Torts are civil wrongs recognized by law as grounds for a lawsuit.  These wrongs result in an injury or harm constituting the basis for a claim by the injured party. The primary aim of tort law is to provide relief for the damages incurred and to deter others from committing the same harm.

The injured person may sue for an injunction to prevent the continuation of the tortious conduct or for monetary damages.  Among the types of damages the injured party may recover are: loss of earnings capacity, pain and suffering, and reasonable medical expenses.  They include both present and future expected losses.

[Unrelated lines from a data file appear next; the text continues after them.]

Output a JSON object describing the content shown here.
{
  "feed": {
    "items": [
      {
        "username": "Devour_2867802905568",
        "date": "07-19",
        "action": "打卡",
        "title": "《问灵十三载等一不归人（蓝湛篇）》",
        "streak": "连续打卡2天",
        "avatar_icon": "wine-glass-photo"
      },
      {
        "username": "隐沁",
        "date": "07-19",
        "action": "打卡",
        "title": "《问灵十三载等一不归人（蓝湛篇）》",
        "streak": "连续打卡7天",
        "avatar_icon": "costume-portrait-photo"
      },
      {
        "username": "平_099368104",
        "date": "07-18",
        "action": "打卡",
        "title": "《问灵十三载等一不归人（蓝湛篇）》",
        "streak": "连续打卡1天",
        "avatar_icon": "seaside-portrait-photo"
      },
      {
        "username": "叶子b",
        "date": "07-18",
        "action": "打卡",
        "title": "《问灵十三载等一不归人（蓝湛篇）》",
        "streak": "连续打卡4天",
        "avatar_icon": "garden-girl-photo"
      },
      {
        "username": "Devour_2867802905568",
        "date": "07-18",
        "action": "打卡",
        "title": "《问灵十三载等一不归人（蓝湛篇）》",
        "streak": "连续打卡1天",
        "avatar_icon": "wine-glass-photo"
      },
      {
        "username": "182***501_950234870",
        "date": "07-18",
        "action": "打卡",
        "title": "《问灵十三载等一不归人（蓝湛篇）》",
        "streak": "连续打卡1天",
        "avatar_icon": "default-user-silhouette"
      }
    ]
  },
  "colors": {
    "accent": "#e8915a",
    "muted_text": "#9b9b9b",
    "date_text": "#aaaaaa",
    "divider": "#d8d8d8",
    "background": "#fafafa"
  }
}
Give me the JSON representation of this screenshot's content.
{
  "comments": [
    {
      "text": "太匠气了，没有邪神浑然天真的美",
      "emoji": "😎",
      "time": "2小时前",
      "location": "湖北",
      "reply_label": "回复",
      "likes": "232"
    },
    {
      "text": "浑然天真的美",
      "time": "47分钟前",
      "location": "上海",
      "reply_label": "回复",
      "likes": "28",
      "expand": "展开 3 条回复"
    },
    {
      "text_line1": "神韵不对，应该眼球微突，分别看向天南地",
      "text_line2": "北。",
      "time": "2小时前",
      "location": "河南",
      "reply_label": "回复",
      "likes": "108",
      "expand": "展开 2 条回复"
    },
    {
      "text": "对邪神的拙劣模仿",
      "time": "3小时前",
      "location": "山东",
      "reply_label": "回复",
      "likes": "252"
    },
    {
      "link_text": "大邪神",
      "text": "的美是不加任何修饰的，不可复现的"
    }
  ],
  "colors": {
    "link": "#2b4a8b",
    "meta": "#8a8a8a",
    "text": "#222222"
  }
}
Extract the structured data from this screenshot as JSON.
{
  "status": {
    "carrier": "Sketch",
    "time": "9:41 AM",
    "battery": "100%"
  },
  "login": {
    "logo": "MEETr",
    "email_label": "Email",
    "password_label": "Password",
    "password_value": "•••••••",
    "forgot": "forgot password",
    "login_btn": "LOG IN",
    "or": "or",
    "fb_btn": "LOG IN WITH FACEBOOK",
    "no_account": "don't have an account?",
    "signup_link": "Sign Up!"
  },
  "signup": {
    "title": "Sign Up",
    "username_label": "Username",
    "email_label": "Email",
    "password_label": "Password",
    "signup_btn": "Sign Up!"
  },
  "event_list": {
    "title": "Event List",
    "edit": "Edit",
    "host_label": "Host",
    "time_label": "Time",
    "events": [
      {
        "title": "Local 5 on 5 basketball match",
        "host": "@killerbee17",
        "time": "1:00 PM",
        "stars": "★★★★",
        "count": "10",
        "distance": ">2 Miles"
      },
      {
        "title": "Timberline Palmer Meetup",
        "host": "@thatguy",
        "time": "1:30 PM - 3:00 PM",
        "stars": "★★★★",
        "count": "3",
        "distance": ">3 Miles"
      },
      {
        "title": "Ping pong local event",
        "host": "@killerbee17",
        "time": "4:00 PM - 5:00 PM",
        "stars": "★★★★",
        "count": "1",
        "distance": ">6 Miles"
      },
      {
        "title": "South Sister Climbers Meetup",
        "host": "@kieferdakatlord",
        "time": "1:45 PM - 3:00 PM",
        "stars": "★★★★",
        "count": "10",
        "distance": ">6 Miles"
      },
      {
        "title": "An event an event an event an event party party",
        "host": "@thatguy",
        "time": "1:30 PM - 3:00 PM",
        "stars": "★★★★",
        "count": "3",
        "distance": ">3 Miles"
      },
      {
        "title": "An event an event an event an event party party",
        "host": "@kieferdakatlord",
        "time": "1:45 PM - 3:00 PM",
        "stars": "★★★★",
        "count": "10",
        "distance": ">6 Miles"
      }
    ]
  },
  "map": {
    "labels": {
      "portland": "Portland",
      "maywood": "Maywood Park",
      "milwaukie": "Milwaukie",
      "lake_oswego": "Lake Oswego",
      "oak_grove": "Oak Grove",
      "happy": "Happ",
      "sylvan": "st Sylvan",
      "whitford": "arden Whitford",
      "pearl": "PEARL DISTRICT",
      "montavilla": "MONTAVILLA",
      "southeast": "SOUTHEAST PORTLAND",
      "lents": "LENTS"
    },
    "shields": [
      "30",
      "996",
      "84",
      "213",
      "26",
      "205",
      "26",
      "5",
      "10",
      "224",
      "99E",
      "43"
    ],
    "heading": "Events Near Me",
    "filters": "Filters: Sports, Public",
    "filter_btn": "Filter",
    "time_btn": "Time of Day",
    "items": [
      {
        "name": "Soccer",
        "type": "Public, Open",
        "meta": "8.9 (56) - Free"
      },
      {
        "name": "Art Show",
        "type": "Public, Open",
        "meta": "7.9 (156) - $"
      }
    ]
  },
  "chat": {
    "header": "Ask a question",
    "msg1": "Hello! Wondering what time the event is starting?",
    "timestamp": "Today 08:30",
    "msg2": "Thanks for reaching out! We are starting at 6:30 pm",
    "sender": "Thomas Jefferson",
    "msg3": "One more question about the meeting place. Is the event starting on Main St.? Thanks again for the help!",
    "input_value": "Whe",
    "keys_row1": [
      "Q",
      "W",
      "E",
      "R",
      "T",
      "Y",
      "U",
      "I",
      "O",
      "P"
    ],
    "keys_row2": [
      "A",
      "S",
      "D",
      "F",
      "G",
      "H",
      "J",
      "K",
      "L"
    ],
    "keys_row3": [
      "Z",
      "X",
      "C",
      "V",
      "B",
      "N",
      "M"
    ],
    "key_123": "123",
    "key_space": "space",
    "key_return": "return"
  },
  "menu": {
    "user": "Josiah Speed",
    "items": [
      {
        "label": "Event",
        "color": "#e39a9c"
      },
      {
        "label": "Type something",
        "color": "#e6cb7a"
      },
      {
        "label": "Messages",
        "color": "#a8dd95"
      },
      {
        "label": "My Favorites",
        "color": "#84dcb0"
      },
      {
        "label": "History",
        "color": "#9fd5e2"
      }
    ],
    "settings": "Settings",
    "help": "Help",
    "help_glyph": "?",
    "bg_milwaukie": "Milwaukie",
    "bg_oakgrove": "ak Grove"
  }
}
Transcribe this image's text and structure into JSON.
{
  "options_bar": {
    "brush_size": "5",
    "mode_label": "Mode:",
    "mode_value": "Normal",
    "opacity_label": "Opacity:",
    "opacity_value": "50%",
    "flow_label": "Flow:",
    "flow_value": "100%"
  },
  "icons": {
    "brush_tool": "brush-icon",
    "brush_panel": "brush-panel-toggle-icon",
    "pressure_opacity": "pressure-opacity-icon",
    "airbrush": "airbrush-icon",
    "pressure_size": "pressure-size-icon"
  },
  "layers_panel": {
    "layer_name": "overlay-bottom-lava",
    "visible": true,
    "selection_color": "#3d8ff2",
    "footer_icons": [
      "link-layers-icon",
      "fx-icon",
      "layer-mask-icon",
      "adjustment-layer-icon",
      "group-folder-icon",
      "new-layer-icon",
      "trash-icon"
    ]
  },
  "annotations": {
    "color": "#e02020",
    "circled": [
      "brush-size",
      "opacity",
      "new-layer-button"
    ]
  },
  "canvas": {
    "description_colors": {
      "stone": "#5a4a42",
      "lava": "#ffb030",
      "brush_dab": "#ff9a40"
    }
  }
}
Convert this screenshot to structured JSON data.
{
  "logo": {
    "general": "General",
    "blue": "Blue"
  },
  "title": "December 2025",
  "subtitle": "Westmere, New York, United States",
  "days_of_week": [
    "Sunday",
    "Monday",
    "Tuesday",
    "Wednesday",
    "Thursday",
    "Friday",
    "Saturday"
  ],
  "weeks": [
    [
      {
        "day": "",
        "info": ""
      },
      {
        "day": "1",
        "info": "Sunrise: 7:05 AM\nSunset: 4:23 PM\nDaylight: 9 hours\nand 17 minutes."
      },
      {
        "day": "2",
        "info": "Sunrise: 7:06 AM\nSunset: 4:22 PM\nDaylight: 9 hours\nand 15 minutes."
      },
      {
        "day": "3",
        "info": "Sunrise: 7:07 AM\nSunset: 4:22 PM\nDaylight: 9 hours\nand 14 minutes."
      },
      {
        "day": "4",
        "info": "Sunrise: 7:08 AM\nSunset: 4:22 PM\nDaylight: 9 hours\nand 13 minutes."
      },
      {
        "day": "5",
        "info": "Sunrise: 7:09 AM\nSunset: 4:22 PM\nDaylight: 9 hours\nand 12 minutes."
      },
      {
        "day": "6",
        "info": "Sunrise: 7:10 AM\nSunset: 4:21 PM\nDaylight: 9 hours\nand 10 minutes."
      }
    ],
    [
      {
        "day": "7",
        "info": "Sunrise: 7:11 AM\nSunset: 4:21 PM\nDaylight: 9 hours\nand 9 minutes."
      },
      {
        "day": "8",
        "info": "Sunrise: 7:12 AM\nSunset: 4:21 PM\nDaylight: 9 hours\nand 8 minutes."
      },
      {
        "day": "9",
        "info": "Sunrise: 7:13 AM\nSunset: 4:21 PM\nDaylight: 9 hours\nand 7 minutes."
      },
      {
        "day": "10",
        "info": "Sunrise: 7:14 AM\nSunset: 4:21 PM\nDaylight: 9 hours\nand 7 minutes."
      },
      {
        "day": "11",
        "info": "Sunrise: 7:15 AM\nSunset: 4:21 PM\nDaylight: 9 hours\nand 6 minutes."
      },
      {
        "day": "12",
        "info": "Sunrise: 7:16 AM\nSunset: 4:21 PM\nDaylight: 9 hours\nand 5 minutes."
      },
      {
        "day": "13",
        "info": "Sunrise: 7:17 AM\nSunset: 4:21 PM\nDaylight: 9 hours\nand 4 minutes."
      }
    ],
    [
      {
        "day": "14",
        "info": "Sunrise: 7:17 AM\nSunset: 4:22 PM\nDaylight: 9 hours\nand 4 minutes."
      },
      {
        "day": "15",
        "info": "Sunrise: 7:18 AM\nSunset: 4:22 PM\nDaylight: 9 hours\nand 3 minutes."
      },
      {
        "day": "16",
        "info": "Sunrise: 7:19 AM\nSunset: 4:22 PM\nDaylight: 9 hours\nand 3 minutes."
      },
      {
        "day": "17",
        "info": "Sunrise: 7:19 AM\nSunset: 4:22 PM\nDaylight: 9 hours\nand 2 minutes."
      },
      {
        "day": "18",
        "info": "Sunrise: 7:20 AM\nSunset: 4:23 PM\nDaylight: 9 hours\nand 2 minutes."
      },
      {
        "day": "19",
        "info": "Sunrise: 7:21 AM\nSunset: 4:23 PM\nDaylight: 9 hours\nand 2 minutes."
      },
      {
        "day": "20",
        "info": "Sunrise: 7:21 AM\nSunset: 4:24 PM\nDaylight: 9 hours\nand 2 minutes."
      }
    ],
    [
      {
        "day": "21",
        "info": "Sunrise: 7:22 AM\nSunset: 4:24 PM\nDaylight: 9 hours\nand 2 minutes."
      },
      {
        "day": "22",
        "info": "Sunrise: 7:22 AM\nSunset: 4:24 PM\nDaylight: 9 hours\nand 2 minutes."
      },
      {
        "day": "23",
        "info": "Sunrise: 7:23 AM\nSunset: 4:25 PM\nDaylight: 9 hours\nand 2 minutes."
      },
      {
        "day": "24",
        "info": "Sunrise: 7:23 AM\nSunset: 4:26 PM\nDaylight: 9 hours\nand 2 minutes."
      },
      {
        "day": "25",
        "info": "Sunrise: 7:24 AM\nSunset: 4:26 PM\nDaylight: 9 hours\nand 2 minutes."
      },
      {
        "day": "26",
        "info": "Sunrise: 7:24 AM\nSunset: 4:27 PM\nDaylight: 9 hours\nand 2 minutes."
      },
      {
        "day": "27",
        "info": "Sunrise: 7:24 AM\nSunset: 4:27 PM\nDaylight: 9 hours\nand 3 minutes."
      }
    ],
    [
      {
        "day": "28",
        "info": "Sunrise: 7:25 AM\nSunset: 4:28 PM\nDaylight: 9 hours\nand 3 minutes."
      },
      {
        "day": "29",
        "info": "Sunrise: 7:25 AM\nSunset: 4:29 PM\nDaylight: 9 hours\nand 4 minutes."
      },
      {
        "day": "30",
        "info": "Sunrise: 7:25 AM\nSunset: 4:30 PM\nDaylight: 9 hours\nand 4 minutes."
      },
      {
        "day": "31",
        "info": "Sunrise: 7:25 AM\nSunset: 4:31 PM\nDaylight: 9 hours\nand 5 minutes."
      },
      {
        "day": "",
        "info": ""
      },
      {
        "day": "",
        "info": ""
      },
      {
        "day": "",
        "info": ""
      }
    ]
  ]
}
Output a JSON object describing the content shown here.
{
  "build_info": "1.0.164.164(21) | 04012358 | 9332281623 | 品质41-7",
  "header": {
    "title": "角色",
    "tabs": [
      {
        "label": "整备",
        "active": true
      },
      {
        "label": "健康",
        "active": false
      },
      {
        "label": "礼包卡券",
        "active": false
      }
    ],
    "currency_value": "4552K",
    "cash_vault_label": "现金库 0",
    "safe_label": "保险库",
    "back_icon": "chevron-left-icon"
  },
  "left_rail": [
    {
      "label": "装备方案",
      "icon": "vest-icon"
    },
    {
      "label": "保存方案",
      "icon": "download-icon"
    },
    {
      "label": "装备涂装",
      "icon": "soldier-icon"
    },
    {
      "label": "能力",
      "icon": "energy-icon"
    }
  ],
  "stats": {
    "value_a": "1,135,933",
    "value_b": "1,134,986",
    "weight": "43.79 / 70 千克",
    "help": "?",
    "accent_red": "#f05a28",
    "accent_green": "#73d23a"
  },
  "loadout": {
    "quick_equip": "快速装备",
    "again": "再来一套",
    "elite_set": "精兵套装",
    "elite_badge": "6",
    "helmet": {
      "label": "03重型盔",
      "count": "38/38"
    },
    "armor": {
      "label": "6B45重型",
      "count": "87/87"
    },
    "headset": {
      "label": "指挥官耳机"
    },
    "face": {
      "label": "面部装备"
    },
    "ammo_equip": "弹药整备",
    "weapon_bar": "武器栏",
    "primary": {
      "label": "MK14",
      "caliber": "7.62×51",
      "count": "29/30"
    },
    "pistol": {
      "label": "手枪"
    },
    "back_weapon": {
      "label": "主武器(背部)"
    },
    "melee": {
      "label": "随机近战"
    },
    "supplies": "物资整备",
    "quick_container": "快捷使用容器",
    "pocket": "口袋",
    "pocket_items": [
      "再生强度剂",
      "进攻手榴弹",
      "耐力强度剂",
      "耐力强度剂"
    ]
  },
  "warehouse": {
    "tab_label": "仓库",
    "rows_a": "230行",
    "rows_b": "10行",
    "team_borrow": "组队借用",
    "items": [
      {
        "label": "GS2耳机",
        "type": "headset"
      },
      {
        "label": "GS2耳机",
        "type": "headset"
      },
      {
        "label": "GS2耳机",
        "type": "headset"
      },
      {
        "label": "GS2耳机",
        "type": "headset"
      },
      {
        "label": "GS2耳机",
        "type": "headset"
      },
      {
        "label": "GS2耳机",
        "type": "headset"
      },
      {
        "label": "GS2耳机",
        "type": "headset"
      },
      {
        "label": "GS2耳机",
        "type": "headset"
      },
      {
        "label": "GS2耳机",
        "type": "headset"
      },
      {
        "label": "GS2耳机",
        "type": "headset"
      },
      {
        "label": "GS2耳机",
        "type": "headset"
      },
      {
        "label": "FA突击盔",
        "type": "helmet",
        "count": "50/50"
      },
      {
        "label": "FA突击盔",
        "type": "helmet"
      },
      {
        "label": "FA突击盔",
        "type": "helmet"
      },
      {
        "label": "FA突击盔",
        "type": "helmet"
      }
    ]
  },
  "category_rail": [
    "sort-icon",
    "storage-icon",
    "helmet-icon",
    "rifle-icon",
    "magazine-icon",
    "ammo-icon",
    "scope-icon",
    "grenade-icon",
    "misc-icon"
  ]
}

There are numerous specific torts including trespass, assault, battery, negligence, products liability, and intentional infliction of emotional distress. Torts fall into three general categories: intentional torts (e.g., intentionally hitting a person); negligent torts (causing an accident by failing to obey traffic rules); and strict liability torts (e.g., liability for making and selling defective products – See Products Liability).  Intentional torts are those wrongs which the defendant knew or should have known would occur through their actions or inactions.  Negligent torts occur when the defendant’s actions were unreasonably unsafe.  Strict liability wrongs do not depend on the degree of carefulness by the defendant, but are established when a particular action causes damage.  Tort law is state law created through judges (common law) and by legislatures (statutory law).